Here's how that works: The nuclei of radioactive elements decay — or spontaneously break down — at predictable rates. For example, half of a given batch of uranium will decay into lead every 710 million to 4.47 billion years, depending on the isotope used (this number is termed the element's “half-life"). That uranium, which was created during a supernova that occurred long before our solar system existed, lingers in trace amounts within the Earth. When a rock is formed in the bowels of the planet, uranium atoms are trapped within it. These atoms will decay as the rock ages, and by measuring the ratio of radioactive isotopes within the rock, scientists can figure out how long it has been around.
In 1913, geologist Arthur Holmes published “the Age of the Earth,” the first major effort to date the planet using radiometric dating. “It is perhaps a little indelicate to ask of our Mother Earth her age,” he wrote in his introduction — then proceeded to reveal that she was roughly 1.6 billion years old.
When Holmes presented the findings at a meeting of the Geological Society of London two years later, he was “violently attacked” by critics. “I found myself an exasperated minority of one,” he would later recall. But time would prove him right. By the 1940s, the geology community had mostly accepted his revised estimate of about 4.5 billion years — a number not far from the one we use today.
Modern geologists date minerals called zircons, tiny crystals that form in volcanic eruptions and that are hardy enough to survive for billions of years. Zircons consist of silica, oxygen and the element zirconium, but are occasionally contaminated with uranium as they form. Because of the structure of the crystals, zircons never include lead when they are forged inside the Earth. This makes them, as this University of California at Berkeley webpage put it, “nearly perfect clocks.” Any lead that scientists find in the crystals must come from radioactive decay.
To do this, scientists use a technique called mass spectrometry. Put simply, they excite atoms from zircons or other materials, then expose the charged particles to a magnetic field. This allows researchers to sort the atoms by mass and charge, so they can detect the signatures of particular isotopes.
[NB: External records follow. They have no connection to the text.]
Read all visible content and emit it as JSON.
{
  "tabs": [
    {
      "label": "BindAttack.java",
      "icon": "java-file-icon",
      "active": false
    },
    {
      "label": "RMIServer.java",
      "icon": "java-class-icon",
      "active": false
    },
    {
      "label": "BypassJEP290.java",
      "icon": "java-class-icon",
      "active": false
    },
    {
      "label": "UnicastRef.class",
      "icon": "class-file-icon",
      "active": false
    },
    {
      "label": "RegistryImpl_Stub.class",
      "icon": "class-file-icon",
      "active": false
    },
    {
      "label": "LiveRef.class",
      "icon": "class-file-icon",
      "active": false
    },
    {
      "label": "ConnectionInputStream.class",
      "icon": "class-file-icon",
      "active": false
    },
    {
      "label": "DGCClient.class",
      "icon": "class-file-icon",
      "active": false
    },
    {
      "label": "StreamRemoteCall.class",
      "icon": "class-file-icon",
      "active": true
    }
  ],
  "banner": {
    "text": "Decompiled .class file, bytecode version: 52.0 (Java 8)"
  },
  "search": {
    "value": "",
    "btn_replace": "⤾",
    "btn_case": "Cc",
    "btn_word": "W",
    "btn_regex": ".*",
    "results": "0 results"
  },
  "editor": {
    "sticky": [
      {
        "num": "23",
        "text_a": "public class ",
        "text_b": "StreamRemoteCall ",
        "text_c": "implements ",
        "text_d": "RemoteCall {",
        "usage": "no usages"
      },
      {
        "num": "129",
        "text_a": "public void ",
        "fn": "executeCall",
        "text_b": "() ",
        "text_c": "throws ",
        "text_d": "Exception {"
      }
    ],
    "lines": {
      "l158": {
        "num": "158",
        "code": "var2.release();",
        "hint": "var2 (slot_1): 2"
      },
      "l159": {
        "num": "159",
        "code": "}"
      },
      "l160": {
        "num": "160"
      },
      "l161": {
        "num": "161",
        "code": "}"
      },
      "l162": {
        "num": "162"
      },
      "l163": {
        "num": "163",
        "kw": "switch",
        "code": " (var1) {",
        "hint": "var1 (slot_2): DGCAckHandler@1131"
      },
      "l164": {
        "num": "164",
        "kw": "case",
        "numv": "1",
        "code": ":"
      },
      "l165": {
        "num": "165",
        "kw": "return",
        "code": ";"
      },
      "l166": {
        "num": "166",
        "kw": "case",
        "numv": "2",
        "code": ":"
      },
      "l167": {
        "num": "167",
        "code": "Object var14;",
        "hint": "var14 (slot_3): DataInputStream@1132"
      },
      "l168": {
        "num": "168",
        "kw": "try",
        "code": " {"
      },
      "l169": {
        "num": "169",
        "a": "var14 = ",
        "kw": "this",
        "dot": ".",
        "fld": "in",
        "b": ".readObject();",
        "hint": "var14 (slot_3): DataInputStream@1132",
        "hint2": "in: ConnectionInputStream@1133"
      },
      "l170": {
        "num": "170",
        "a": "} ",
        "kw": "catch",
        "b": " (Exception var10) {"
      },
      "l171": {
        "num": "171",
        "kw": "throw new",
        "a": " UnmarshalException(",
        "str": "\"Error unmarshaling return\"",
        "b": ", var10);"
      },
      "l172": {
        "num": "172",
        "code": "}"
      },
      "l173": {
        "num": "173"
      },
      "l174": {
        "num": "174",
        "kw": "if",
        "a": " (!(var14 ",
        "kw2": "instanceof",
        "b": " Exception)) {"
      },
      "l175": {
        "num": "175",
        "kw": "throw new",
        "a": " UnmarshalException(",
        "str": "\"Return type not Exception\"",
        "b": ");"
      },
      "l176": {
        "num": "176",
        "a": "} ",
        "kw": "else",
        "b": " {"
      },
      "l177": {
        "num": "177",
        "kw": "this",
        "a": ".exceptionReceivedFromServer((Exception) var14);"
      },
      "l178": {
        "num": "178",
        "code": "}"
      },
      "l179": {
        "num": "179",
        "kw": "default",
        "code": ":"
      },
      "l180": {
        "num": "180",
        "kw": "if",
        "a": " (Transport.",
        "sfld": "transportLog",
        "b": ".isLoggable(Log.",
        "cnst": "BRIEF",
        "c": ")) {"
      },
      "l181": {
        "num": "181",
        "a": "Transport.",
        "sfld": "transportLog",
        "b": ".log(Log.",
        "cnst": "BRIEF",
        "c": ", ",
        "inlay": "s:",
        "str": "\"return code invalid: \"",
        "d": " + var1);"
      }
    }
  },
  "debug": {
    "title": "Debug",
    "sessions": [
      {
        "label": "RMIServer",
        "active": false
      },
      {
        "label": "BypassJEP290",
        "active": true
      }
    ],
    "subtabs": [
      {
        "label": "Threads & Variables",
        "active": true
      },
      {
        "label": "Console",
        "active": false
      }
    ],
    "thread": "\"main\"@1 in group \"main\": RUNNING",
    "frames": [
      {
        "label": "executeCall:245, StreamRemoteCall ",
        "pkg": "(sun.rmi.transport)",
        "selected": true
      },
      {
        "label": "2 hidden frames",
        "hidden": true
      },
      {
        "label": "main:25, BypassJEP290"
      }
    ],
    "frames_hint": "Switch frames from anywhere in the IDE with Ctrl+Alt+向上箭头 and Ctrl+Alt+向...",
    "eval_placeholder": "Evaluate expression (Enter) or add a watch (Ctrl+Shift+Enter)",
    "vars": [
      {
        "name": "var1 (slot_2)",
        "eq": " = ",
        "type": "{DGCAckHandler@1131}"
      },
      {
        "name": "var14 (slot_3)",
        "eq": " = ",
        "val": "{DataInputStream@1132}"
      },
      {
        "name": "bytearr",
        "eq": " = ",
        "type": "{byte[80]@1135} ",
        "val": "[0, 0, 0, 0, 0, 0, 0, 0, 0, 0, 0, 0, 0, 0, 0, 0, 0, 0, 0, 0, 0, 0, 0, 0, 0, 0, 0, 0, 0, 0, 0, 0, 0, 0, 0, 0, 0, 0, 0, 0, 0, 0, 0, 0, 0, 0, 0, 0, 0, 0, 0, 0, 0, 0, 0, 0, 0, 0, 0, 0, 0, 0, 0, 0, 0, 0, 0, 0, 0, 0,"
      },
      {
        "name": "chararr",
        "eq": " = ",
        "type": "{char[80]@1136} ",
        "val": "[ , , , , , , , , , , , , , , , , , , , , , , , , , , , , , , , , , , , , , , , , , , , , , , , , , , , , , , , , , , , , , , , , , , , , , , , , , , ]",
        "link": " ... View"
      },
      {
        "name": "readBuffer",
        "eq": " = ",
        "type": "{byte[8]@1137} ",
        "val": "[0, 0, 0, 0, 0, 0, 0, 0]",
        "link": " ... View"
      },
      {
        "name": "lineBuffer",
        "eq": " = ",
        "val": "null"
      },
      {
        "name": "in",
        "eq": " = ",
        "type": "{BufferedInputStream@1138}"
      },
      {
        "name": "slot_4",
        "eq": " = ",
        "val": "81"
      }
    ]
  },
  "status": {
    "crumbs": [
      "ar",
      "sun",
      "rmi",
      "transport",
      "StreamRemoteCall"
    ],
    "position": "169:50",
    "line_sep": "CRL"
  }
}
But even the oldest zircons are not as old as the Earth itself. Everything on our world eventually is eroded or subsumed back into the crust. To get a truly precise date for the origin of our planet, scientists have to look beyond it.
Meteorites offer exactly what they need. The asteroids that meteorites come from are some of the most primitive objects in the solar system. They were formed at the same time as our planet and everything else in our solar system, but they have not been changed by the tectonic processes that shape Earth, so they're like time capsules.
Our first really solid estimate of the planet's age was obtained from radiometric analysis of the Canyon Diablo meteorite, a giant iron rock that blazed through Earth's atmosphere from space 50,000 years ago and was found by American scientists in 1891. (Native Americans had known about and utilized the iron fragments since prehistoric times.) Researchers used uranium-lead techniques to date the meteorite back 4.54 billion years, give or take about 70 million — the best age for our planet so far, according to the U.S. Geological Survey.
But scientists will keep trying to shave down that degree of uncertainty in their estimate by analyzing every ancient Earth rock, meteorite and solar system sample they can get their hands on. As the U.S. Geological Survey explains: “The best age for the Earth comes not from dating individual rocks but by considering the Earth and meteorites as part of the same evolving system.”
Correction: An earlier version of this post incorrectly described the mass spectrometry technique. Mass spectrometry is used to determine the composition of a sample by determining the mass and charge of its component parts.